● Problem statement
From the entries below, work out the number of lines that hold the word "Информация", and give that number alone.

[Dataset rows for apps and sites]
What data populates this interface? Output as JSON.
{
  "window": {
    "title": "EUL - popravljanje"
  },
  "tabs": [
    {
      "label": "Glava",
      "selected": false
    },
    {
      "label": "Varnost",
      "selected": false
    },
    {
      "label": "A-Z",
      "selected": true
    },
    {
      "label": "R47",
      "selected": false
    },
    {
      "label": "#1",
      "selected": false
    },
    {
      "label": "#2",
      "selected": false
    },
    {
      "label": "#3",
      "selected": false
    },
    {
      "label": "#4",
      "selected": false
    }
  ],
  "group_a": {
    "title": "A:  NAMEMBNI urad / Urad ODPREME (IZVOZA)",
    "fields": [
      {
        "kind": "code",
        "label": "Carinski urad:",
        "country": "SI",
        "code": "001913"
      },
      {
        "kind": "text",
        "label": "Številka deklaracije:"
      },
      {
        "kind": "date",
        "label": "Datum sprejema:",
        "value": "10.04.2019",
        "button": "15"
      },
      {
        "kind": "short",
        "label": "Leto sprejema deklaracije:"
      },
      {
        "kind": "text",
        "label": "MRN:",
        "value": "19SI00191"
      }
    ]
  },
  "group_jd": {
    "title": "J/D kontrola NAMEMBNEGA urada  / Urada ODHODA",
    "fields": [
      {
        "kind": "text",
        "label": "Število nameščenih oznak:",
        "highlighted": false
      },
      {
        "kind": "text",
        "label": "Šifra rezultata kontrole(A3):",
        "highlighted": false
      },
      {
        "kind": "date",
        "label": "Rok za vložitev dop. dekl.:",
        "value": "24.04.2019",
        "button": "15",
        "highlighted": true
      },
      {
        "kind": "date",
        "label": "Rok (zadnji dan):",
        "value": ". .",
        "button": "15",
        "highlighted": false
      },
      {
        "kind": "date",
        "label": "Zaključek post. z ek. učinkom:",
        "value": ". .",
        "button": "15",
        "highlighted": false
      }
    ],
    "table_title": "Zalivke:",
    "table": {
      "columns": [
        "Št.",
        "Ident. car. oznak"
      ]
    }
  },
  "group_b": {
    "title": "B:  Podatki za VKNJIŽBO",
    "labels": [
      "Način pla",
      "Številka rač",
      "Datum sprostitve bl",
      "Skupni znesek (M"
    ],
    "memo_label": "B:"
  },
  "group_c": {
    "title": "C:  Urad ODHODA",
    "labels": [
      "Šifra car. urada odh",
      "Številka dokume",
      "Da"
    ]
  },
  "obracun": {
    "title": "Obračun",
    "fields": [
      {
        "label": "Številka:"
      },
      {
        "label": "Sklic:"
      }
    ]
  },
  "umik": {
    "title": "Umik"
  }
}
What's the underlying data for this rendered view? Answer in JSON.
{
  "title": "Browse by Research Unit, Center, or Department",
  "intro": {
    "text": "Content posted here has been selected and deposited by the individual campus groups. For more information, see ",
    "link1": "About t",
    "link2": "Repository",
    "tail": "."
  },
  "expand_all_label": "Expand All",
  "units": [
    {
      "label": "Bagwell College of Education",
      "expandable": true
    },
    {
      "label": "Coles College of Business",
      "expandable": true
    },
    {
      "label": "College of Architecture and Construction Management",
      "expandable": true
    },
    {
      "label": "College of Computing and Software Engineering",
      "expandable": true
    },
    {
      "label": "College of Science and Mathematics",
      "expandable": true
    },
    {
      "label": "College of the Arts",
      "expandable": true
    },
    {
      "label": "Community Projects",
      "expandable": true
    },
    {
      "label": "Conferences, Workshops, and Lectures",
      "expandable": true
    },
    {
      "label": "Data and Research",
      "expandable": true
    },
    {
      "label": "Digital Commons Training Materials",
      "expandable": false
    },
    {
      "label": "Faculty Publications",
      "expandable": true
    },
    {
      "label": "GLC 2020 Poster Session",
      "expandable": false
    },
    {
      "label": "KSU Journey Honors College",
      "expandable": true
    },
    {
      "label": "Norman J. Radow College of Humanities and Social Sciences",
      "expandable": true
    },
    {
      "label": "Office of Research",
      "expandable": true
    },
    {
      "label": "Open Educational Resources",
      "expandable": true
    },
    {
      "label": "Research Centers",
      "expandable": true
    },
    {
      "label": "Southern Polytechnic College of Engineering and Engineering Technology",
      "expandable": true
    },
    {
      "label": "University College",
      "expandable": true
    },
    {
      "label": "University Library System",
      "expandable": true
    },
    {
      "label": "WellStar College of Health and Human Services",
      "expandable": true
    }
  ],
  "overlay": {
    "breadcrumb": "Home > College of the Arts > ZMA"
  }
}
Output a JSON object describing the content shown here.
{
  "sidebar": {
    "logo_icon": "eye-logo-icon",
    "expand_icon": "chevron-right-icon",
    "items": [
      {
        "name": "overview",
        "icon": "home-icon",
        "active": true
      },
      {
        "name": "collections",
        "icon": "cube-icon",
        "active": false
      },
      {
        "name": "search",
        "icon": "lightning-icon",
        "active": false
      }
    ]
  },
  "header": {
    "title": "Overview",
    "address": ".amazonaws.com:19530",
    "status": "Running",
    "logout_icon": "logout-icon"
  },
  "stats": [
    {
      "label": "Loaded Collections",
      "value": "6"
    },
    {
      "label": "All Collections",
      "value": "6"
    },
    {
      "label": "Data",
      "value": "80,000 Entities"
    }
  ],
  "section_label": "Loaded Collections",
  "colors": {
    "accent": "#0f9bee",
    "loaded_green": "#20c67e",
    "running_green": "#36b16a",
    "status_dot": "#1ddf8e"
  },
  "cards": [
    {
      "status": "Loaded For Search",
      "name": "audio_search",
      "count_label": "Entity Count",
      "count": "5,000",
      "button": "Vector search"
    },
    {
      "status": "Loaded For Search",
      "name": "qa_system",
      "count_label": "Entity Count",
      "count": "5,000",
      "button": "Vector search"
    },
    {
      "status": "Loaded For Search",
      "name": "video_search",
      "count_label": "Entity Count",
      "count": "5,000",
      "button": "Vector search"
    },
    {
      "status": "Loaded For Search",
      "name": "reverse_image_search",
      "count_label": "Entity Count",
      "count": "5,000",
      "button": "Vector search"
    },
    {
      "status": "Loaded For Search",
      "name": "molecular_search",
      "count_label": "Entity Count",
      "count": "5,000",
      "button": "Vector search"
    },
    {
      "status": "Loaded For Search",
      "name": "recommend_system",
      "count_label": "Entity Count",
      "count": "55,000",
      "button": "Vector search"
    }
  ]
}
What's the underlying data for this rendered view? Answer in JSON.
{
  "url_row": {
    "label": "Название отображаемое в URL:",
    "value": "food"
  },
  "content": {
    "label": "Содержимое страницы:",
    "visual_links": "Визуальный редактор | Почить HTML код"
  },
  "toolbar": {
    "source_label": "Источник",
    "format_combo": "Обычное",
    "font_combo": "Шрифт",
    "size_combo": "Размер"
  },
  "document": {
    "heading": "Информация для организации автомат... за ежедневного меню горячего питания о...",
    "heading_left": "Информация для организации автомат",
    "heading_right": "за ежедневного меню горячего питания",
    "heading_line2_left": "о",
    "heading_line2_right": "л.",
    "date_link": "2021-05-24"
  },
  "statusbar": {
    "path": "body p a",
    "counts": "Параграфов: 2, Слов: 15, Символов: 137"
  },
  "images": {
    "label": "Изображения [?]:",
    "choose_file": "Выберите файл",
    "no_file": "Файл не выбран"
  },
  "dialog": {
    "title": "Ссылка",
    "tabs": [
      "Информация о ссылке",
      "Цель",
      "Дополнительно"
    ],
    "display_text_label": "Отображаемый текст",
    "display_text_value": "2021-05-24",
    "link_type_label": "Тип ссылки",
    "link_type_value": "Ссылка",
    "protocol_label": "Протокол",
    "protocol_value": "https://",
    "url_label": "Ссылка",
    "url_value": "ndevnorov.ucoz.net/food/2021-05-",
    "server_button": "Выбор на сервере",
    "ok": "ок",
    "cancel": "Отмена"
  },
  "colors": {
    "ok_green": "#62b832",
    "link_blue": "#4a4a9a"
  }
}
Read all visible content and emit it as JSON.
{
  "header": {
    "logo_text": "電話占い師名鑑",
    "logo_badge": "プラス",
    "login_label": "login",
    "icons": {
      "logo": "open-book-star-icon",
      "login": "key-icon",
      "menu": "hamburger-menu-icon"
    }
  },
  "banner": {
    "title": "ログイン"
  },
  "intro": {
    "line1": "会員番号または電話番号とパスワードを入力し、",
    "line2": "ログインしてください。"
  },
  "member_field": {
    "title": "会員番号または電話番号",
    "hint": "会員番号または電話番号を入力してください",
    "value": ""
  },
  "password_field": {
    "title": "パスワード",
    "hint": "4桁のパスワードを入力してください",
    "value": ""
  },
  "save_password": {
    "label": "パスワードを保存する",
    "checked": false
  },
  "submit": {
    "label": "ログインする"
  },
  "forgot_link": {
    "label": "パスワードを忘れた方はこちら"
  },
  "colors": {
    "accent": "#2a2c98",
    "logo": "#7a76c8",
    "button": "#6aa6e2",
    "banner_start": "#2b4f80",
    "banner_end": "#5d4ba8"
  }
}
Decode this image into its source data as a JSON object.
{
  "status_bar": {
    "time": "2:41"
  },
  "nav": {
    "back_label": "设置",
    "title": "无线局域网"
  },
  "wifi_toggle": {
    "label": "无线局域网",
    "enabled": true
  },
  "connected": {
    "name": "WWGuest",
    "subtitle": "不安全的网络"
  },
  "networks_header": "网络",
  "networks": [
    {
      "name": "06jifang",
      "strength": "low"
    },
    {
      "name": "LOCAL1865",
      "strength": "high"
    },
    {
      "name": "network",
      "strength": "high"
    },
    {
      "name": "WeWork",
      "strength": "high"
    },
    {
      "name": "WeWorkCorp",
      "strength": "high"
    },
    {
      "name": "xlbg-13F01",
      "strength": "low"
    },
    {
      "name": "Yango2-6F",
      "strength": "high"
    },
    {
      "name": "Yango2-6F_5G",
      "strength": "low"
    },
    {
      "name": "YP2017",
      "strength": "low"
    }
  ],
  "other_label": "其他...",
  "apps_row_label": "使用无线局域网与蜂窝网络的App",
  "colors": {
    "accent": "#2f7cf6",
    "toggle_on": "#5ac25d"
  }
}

● Task response
3